In 2012, the Harvard Business Review called data science the sexiest job of the 21st century. While this may still be true, seven years later, women can’t seem to catch a break in the field. In a 2018 interview, two female data scientists quantified why they struggle to succeed.
One, named Jennifer Schaff, said the makeup of the work environment plays a huge role in whether or not she succeeds in an office. “Discussions about common interests lead to friendships and collaborations that are harder for a female to establish,” she says. This lends more credence to the “data science being a boy’s only club” argument.
The other, LeAnna Kent, has found it difficult to get her colleagues and peers to trust her skills, even when she’s right. “After submitting a code rework that implemented abstracted functions to improve the modularity of a script, I was asked who helped me write my code,” she says.
All the data scientists interviewed believe there are increasing opportunities for women in this field, but there are more than a few challenges for these enterprising people to overcome.
The Future of Women in Data Science
What do these challenges mean for the future of women in data science? It proves they have many hurdles to overcome before the field will truly be equal — and that can be said of most industries, even those that aren’t primarily male-dominated.
It will take persistent and tenacious women to turn the field of data science from a boys-only club into somewhere that welcomes and embraces skilled female data scientists.

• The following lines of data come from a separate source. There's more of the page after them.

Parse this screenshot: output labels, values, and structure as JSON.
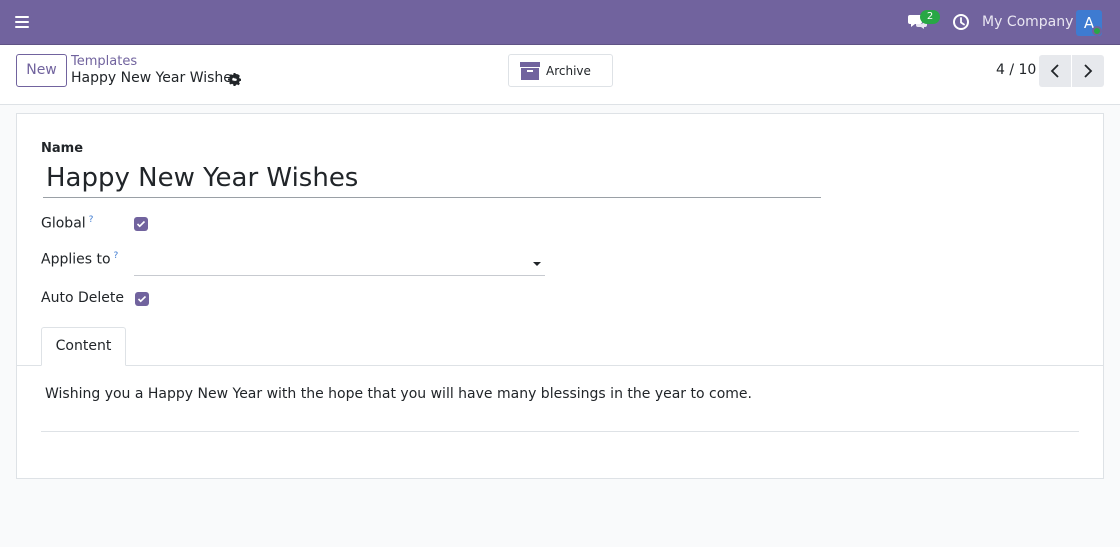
{
  "navbar": {
    "menu_icon": "hamburger-menu-icon",
    "chat_icon": "chat-bubbles-icon",
    "chat_badge": "2",
    "activity_icon": "clock-icon",
    "company": "My Company",
    "avatar_letter": "A",
    "colors": {
      "navbar_bg": "#71639e",
      "badge": "#28a745",
      "avatar": "#3e7bd1"
    }
  },
  "control_panel": {
    "new_label": "New",
    "breadcrumb_parent": "Templates",
    "breadcrumb_current": "Happy New Year Wishes",
    "gear_icon": "gear-icon",
    "archive_label": "Archive",
    "archive_icon": "archive-box-icon",
    "pager_value": "4 / 10",
    "prev_icon": "chevron-left-icon",
    "next_icon": "chevron-right-icon"
  },
  "form": {
    "name_label": "Name",
    "name_value": "Happy New Year Wishes",
    "global_label": "Global",
    "global_help": "?",
    "global_checked": true,
    "applies_label": "Applies to",
    "applies_help": "?",
    "applies_value": "",
    "auto_delete_label": "Auto Delete",
    "auto_delete_checked": true,
    "tabs": [
      {
        "label": "Content",
        "active": true
      }
    ],
    "content_text": "Wishing you a Happy New Year with the hope that you will have many blessings in the year to come."
  }
}
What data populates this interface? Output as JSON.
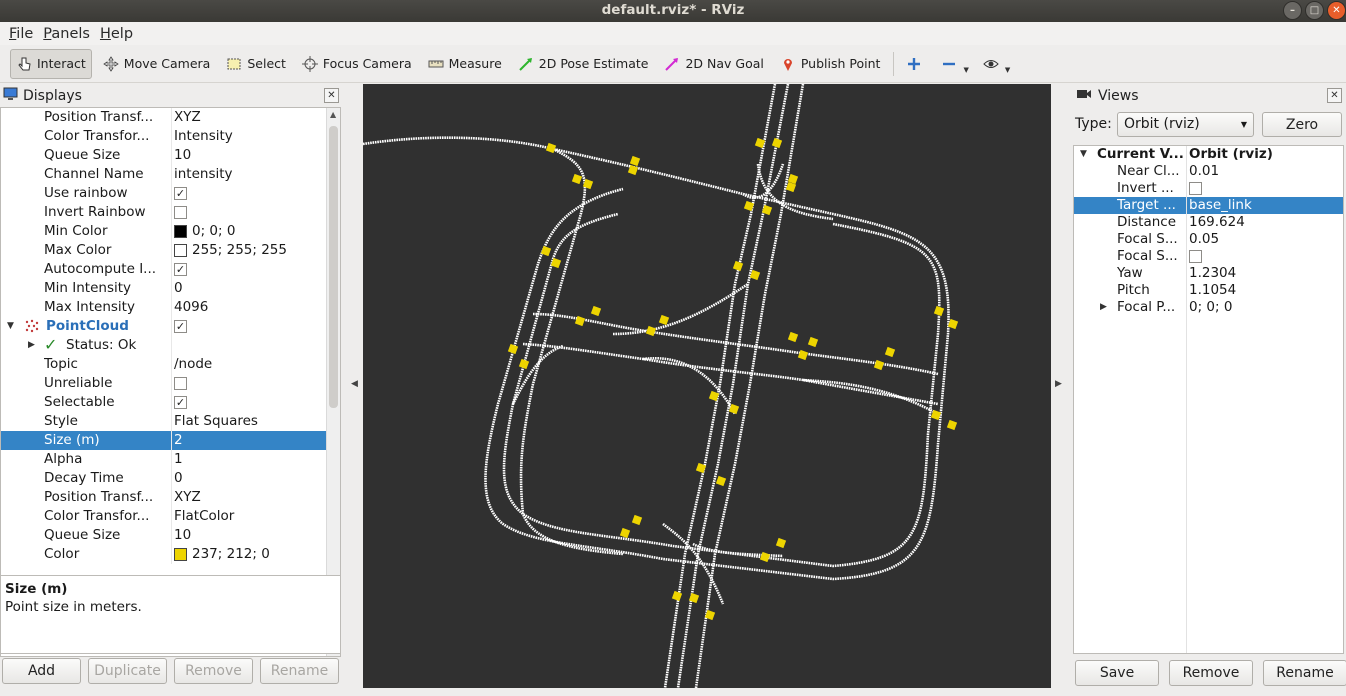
{
  "window": {
    "title": "default.rviz* - RViz"
  },
  "menu": [
    {
      "label": "File",
      "key": "F",
      "rest": "ile"
    },
    {
      "label": "Panels",
      "key": "P",
      "rest": "anels"
    },
    {
      "label": "Help",
      "key": "H",
      "rest": "elp"
    }
  ],
  "toolbar": {
    "tools": [
      {
        "label": "Interact",
        "icon": "hand-pointer-icon",
        "active": true
      },
      {
        "label": "Move Camera",
        "icon": "move-camera-icon"
      },
      {
        "label": "Select",
        "icon": "select-box-icon"
      },
      {
        "label": "Focus Camera",
        "icon": "crosshair-icon"
      },
      {
        "label": "Measure",
        "icon": "ruler-icon"
      },
      {
        "label": "2D Pose Estimate",
        "icon": "green-arrow-icon"
      },
      {
        "label": "2D Nav Goal",
        "icon": "magenta-arrow-icon"
      },
      {
        "label": "Publish Point",
        "icon": "map-pin-icon"
      }
    ]
  },
  "displays": {
    "title": "Displays",
    "rows": [
      {
        "k": "Position Transf...",
        "v": "XYZ"
      },
      {
        "k": "Color Transfor...",
        "v": "Intensity"
      },
      {
        "k": "Queue Size",
        "v": "10"
      },
      {
        "k": "Channel Name",
        "v": "intensity"
      },
      {
        "k": "Use rainbow",
        "check": true
      },
      {
        "k": "Invert Rainbow",
        "check": false
      },
      {
        "k": "Min Color",
        "v": "0; 0; 0",
        "swatch": "#000000"
      },
      {
        "k": "Max Color",
        "v": "255; 255; 255",
        "swatch": "#ffffff"
      },
      {
        "k": "Autocompute I...",
        "check": true
      },
      {
        "k": "Min Intensity",
        "v": "0"
      },
      {
        "k": "Max Intensity",
        "v": "4096"
      },
      {
        "k": "PointCloud",
        "check": true,
        "group": true
      },
      {
        "k": "Status: Ok",
        "status": true
      },
      {
        "k": "Topic",
        "v": "/node"
      },
      {
        "k": "Unreliable",
        "check": false
      },
      {
        "k": "Selectable",
        "check": true
      },
      {
        "k": "Style",
        "v": "Flat Squares"
      },
      {
        "k": "Size (m)",
        "v": "2",
        "selected": true
      },
      {
        "k": "Alpha",
        "v": "1"
      },
      {
        "k": "Decay Time",
        "v": "0"
      },
      {
        "k": "Position Transf...",
        "v": "XYZ"
      },
      {
        "k": "Color Transfor...",
        "v": "FlatColor"
      },
      {
        "k": "Queue Size",
        "v": "10"
      },
      {
        "k": "Color",
        "v": "237; 212; 0",
        "swatch": "#edd400"
      }
    ],
    "description": {
      "title": "Size (m)",
      "text": "Point size in meters."
    },
    "buttons": {
      "add": "Add",
      "duplicate": "Duplicate",
      "remove": "Remove",
      "rename": "Rename"
    }
  },
  "views": {
    "title": "Views",
    "type_label": "Type:",
    "type_value": "Orbit (rviz)",
    "zero": "Zero",
    "header": {
      "k": "Current V...",
      "v": "Orbit (rviz)"
    },
    "rows": [
      {
        "k": "Near Cl...",
        "v": "0.01"
      },
      {
        "k": "Invert ...",
        "check": false
      },
      {
        "k": "Target ...",
        "v": "base_link",
        "selected": true
      },
      {
        "k": "Distance",
        "v": "169.624"
      },
      {
        "k": "Focal S...",
        "v": "0.05"
      },
      {
        "k": "Focal S...",
        "check": false
      },
      {
        "k": "Yaw",
        "v": "1.2304"
      },
      {
        "k": "Pitch",
        "v": "1.1054"
      },
      {
        "k": "Focal P...",
        "v": "0; 0; 0",
        "expandable": true
      }
    ],
    "buttons": {
      "save": "Save",
      "remove": "Remove",
      "rename": "Rename"
    }
  },
  "colors": {
    "viewport_bg": "#303030",
    "selection": "#3484c6",
    "points": "#edd400",
    "lanes": "#ffffff"
  }
}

That might not happen for a while, but if schools and mentors start encouraging young women to embrace their skills and interests rather than urging them to pursue more traditional female careers, there could be a massive industry shift in the future.